■ Work to be completed ■
Go over the entries below line by line, copying each one that contains the word "name".

■ Materials provided ■
┏━━

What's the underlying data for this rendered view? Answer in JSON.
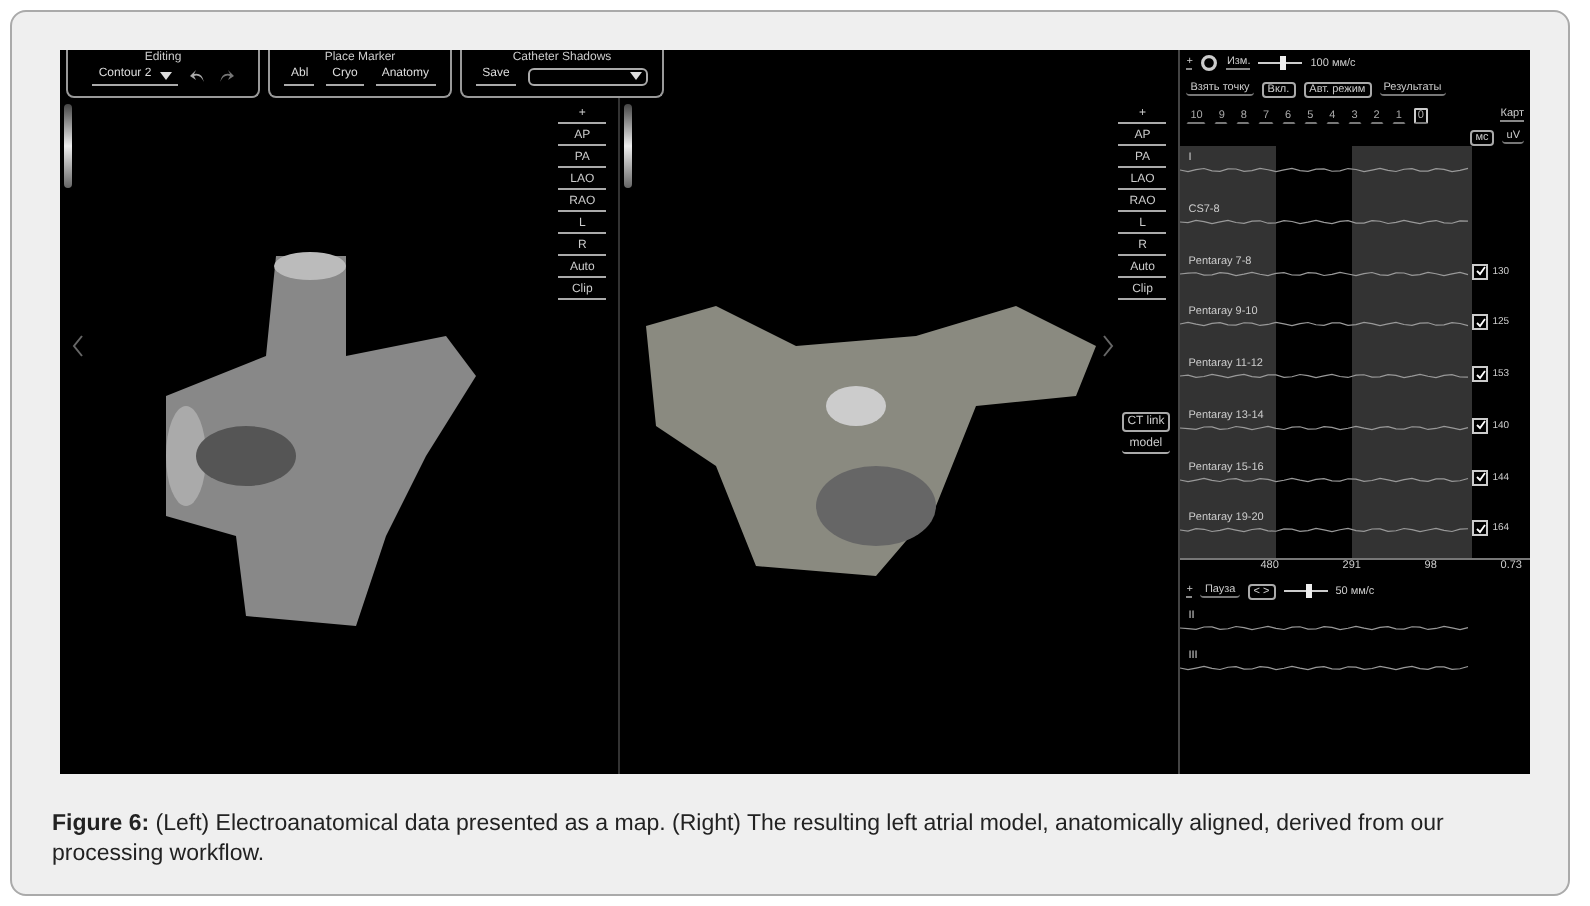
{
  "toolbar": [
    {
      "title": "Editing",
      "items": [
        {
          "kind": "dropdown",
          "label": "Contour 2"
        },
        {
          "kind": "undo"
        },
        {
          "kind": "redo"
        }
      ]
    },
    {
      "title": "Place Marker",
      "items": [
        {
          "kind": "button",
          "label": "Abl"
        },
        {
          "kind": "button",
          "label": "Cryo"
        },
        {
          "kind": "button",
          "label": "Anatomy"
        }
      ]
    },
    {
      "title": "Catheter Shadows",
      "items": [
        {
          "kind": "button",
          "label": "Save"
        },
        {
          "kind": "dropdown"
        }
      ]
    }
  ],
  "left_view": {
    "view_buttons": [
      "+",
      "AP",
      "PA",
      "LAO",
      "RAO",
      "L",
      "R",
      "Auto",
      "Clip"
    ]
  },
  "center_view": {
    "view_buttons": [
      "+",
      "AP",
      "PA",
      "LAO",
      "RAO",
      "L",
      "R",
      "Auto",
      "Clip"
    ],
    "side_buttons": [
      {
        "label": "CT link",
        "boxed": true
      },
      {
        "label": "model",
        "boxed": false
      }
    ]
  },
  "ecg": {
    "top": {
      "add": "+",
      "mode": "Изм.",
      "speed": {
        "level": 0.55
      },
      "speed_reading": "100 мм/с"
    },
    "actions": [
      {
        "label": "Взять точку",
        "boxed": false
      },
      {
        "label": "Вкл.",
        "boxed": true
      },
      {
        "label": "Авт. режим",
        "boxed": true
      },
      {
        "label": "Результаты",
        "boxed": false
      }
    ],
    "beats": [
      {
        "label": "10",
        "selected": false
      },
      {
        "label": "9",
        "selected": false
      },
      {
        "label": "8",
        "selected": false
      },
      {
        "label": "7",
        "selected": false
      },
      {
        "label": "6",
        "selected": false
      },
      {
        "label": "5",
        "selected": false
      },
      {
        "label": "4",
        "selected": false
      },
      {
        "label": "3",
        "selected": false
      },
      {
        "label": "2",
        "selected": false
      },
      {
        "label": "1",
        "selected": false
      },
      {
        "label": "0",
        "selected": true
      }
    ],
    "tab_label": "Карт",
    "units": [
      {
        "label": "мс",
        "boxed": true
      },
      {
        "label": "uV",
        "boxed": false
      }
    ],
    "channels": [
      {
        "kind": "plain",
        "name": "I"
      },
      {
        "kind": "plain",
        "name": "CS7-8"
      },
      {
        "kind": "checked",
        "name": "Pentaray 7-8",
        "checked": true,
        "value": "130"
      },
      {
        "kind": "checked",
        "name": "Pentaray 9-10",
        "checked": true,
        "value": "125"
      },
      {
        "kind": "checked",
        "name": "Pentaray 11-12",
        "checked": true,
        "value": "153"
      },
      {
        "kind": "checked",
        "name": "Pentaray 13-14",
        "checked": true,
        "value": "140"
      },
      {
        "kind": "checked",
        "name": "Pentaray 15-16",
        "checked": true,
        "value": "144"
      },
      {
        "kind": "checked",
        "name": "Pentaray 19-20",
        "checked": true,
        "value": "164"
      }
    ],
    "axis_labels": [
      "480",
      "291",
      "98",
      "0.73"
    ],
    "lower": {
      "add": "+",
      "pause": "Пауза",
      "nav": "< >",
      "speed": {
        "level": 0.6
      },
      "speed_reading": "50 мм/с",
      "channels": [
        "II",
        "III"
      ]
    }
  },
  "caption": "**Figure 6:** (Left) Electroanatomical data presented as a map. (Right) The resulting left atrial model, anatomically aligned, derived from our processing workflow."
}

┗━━
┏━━

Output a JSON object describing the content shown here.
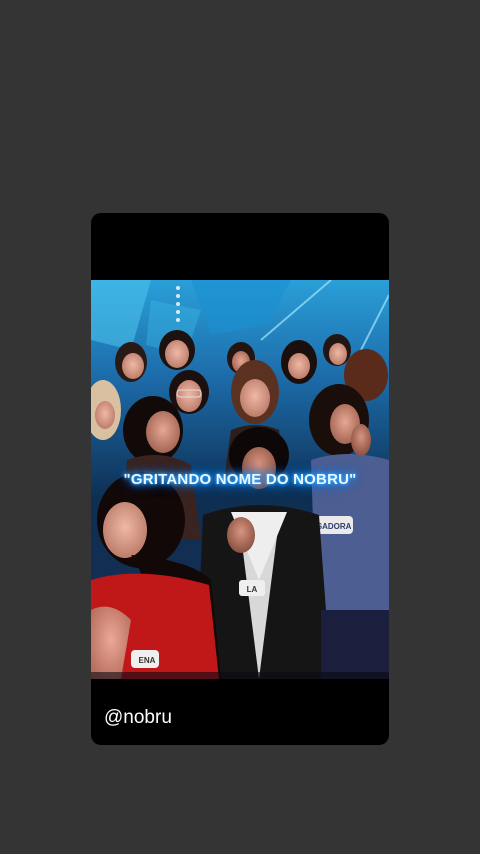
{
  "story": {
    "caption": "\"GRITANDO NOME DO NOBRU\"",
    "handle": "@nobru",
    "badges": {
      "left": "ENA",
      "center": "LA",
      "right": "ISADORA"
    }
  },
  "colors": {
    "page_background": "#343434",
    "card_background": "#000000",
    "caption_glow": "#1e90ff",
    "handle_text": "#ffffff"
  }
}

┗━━

■ Task response ■
        "name": "I"
        "name": "CS7-8"
        "name": "Pentaray 7-8",
        "name": "Pentaray 9-10",
        "name": "Pentaray 11-12",
        "name": "Pentaray 13-14",
        "name": "Pentaray 15-16",
        "name": "Pentaray 19-20",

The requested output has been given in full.